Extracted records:
--------------------------------------------------
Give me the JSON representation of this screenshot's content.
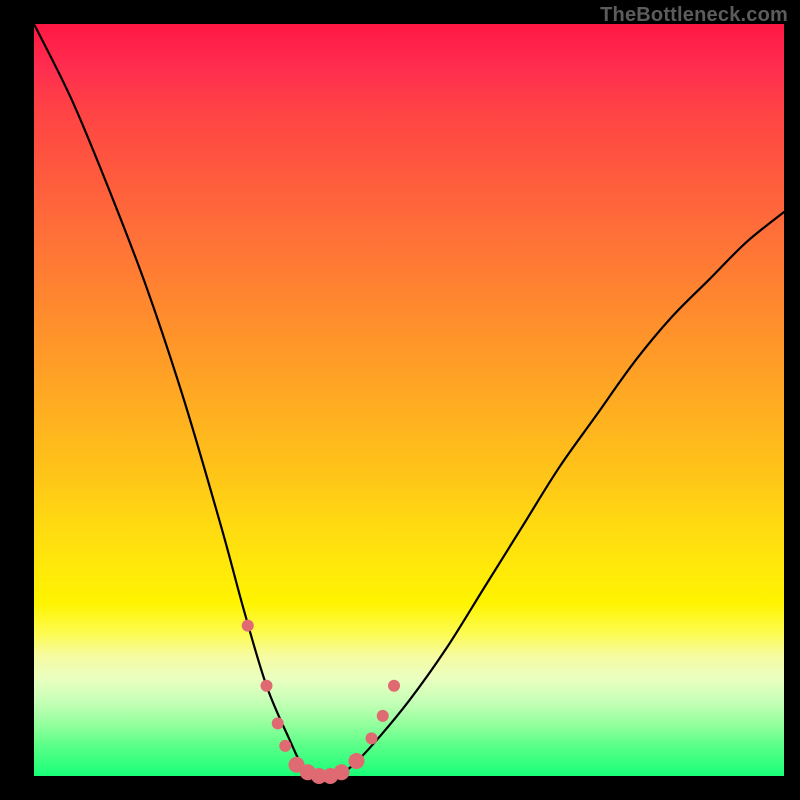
{
  "watermark": "TheBottleneck.com",
  "chart_data": {
    "type": "line",
    "title": "",
    "xlabel": "",
    "ylabel": "",
    "xlim": [
      0,
      100
    ],
    "ylim": [
      0,
      100
    ],
    "description": "V-shaped bottleneck curve on a red-to-green vertical gradient background. The curve minimum (optimal, green zone) is near x≈38; both left and right arms rise steeply into the red zone.",
    "series": [
      {
        "name": "bottleneck-curve",
        "x": [
          0,
          5,
          10,
          15,
          20,
          25,
          28,
          31,
          34,
          36,
          38,
          40,
          42,
          45,
          50,
          55,
          60,
          65,
          70,
          75,
          80,
          85,
          90,
          95,
          100
        ],
        "values": [
          100,
          90,
          78,
          65,
          50,
          33,
          22,
          12,
          5,
          1,
          0,
          0,
          1,
          4,
          10,
          17,
          25,
          33,
          41,
          48,
          55,
          61,
          66,
          71,
          75
        ]
      }
    ],
    "markers": {
      "color": "#e06a72",
      "radius_small": 6,
      "radius_large": 8,
      "points": [
        {
          "x": 28.5,
          "y": 20
        },
        {
          "x": 31,
          "y": 12
        },
        {
          "x": 32.5,
          "y": 7
        },
        {
          "x": 33.5,
          "y": 4
        },
        {
          "x": 35,
          "y": 1.5
        },
        {
          "x": 36.5,
          "y": 0.5
        },
        {
          "x": 38,
          "y": 0
        },
        {
          "x": 39.5,
          "y": 0
        },
        {
          "x": 41,
          "y": 0.5
        },
        {
          "x": 43,
          "y": 2
        },
        {
          "x": 45,
          "y": 5
        },
        {
          "x": 46.5,
          "y": 8
        },
        {
          "x": 48,
          "y": 12
        }
      ]
    },
    "gradient_stops": [
      {
        "pos": 0,
        "color": "#ff1744"
      },
      {
        "pos": 50,
        "color": "#ffb020"
      },
      {
        "pos": 78,
        "color": "#fff400"
      },
      {
        "pos": 100,
        "color": "#18ff78"
      }
    ]
  }
}
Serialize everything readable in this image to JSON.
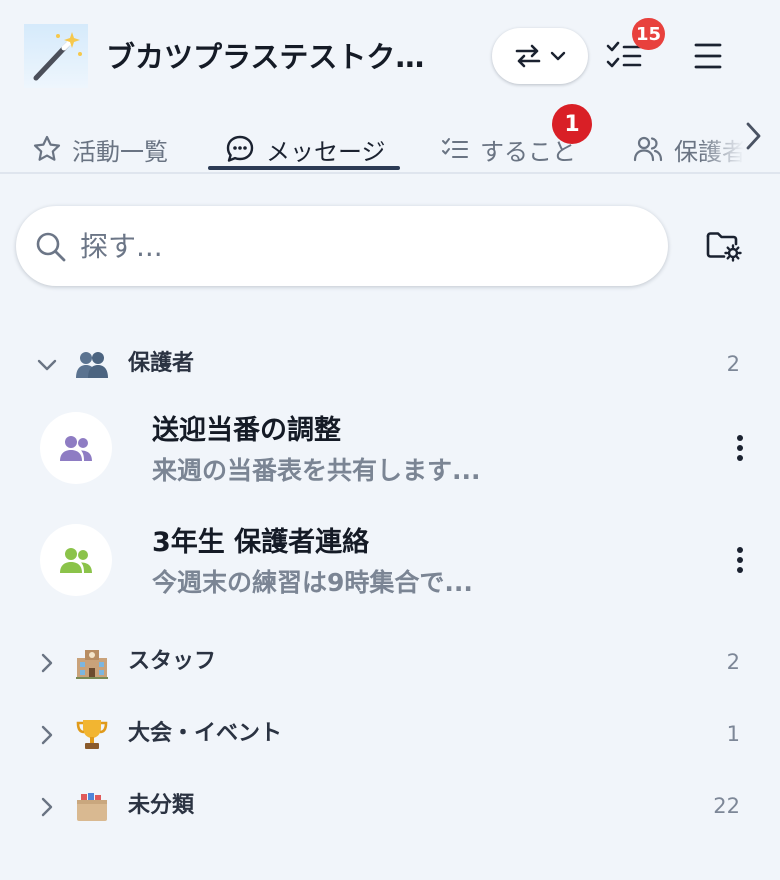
{
  "header": {
    "team_name": "ブカツプラステストク…",
    "todo_badge": "15",
    "icons": {
      "team_avatar": "magic-wand-icon",
      "switch": "swap-arrows-icon",
      "dropdown": "chevron-down-icon",
      "todo": "checklist-icon",
      "menu": "hamburger-icon"
    }
  },
  "tabs": {
    "active_index": 1,
    "items": [
      {
        "label": "活動一覧",
        "icon": "star-icon"
      },
      {
        "label": "メッセージ",
        "icon": "chat-bubble-icon"
      },
      {
        "label": "すること",
        "icon": "checklist-icon",
        "badge": "1"
      },
      {
        "label": "保護者",
        "icon": "people-icon"
      }
    ],
    "scroll_icon": "chevron-right-icon"
  },
  "search": {
    "placeholder": "探す...",
    "value": "",
    "icon": "search-icon",
    "folder_icon": "folder-settings-icon"
  },
  "groups": [
    {
      "label": "保護者",
      "emoji": "👥",
      "count": "2",
      "expanded": true,
      "threads": [
        {
          "title": "送迎当番の調整",
          "preview": "来週の当番表を共有します...",
          "avatar_color": "#8e7cc3"
        },
        {
          "title": "3年生 保護者連絡",
          "preview": "今週末の練習は9時集合で...",
          "avatar_color": "#8bc34a"
        }
      ]
    },
    {
      "label": "スタッフ",
      "emoji": "🏫",
      "count": "2",
      "expanded": false
    },
    {
      "label": "大会・イベント",
      "emoji": "🏆",
      "count": "1",
      "expanded": false
    },
    {
      "label": "未分類",
      "emoji": "🗂️",
      "count": "22",
      "expanded": false
    }
  ],
  "colors": {
    "background": "#f1f5fa",
    "badge_red": "#e8413d",
    "tab_badge_red": "#d91f26",
    "active_tab_underline": "#2c3b55"
  }
}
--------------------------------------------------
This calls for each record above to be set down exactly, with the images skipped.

Give me the JSON representation of this screenshot's content.
{
  "watermark": "TheBottleneck.com",
  "chart_data": {
    "type": "line",
    "title": "",
    "xlabel": "",
    "ylabel": "",
    "xlim": [
      0,
      100
    ],
    "ylim": [
      0,
      100
    ],
    "description": "V-shaped bottleneck curve on a red-to-green vertical gradient background. The curve minimum (optimal, green zone) is near x≈38; both left and right arms rise steeply into the red zone.",
    "series": [
      {
        "name": "bottleneck-curve",
        "x": [
          0,
          5,
          10,
          15,
          20,
          25,
          28,
          31,
          34,
          36,
          38,
          40,
          42,
          45,
          50,
          55,
          60,
          65,
          70,
          75,
          80,
          85,
          90,
          95,
          100
        ],
        "values": [
          100,
          90,
          78,
          65,
          50,
          33,
          22,
          12,
          5,
          1,
          0,
          0,
          1,
          4,
          10,
          17,
          25,
          33,
          41,
          48,
          55,
          61,
          66,
          71,
          75
        ]
      }
    ],
    "markers": {
      "color": "#e06a72",
      "radius_small": 6,
      "radius_large": 8,
      "points": [
        {
          "x": 28.5,
          "y": 20
        },
        {
          "x": 31,
          "y": 12
        },
        {
          "x": 32.5,
          "y": 7
        },
        {
          "x": 33.5,
          "y": 4
        },
        {
          "x": 35,
          "y": 1.5
        },
        {
          "x": 36.5,
          "y": 0.5
        },
        {
          "x": 38,
          "y": 0
        },
        {
          "x": 39.5,
          "y": 0
        },
        {
          "x": 41,
          "y": 0.5
        },
        {
          "x": 43,
          "y": 2
        },
        {
          "x": 45,
          "y": 5
        },
        {
          "x": 46.5,
          "y": 8
        },
        {
          "x": 48,
          "y": 12
        }
      ]
    },
    "gradient_stops": [
      {
        "pos": 0,
        "color": "#ff1744"
      },
      {
        "pos": 50,
        "color": "#ffb020"
      },
      {
        "pos": 78,
        "color": "#fff400"
      },
      {
        "pos": 100,
        "color": "#18ff78"
      }
    ]
  }
}
Serialize everything readable in this image to JSON.
{
  "header": {
    "team_name": "ブカツプラステストク…",
    "todo_badge": "15",
    "icons": {
      "team_avatar": "magic-wand-icon",
      "switch": "swap-arrows-icon",
      "dropdown": "chevron-down-icon",
      "todo": "checklist-icon",
      "menu": "hamburger-icon"
    }
  },
  "tabs": {
    "active_index": 1,
    "items": [
      {
        "label": "活動一覧",
        "icon": "star-icon"
      },
      {
        "label": "メッセージ",
        "icon": "chat-bubble-icon"
      },
      {
        "label": "すること",
        "icon": "checklist-icon",
        "badge": "1"
      },
      {
        "label": "保護者",
        "icon": "people-icon"
      }
    ],
    "scroll_icon": "chevron-right-icon"
  },
  "search": {
    "placeholder": "探す...",
    "value": "",
    "icon": "search-icon",
    "folder_icon": "folder-settings-icon"
  },
  "groups": [
    {
      "label": "保護者",
      "emoji": "👥",
      "count": "2",
      "expanded": true,
      "threads": [
        {
          "title": "送迎当番の調整",
          "preview": "来週の当番表を共有します...",
          "avatar_color": "#8e7cc3"
        },
        {
          "title": "3年生 保護者連絡",
          "preview": "今週末の練習は9時集合で...",
          "avatar_color": "#8bc34a"
        }
      ]
    },
    {
      "label": "スタッフ",
      "emoji": "🏫",
      "count": "2",
      "expanded": false
    },
    {
      "label": "大会・イベント",
      "emoji": "🏆",
      "count": "1",
      "expanded": false
    },
    {
      "label": "未分類",
      "emoji": "🗂️",
      "count": "22",
      "expanded": false
    }
  ],
  "colors": {
    "background": "#f1f5fa",
    "badge_red": "#e8413d",
    "tab_badge_red": "#d91f26",
    "active_tab_underline": "#2c3b55"
  }
}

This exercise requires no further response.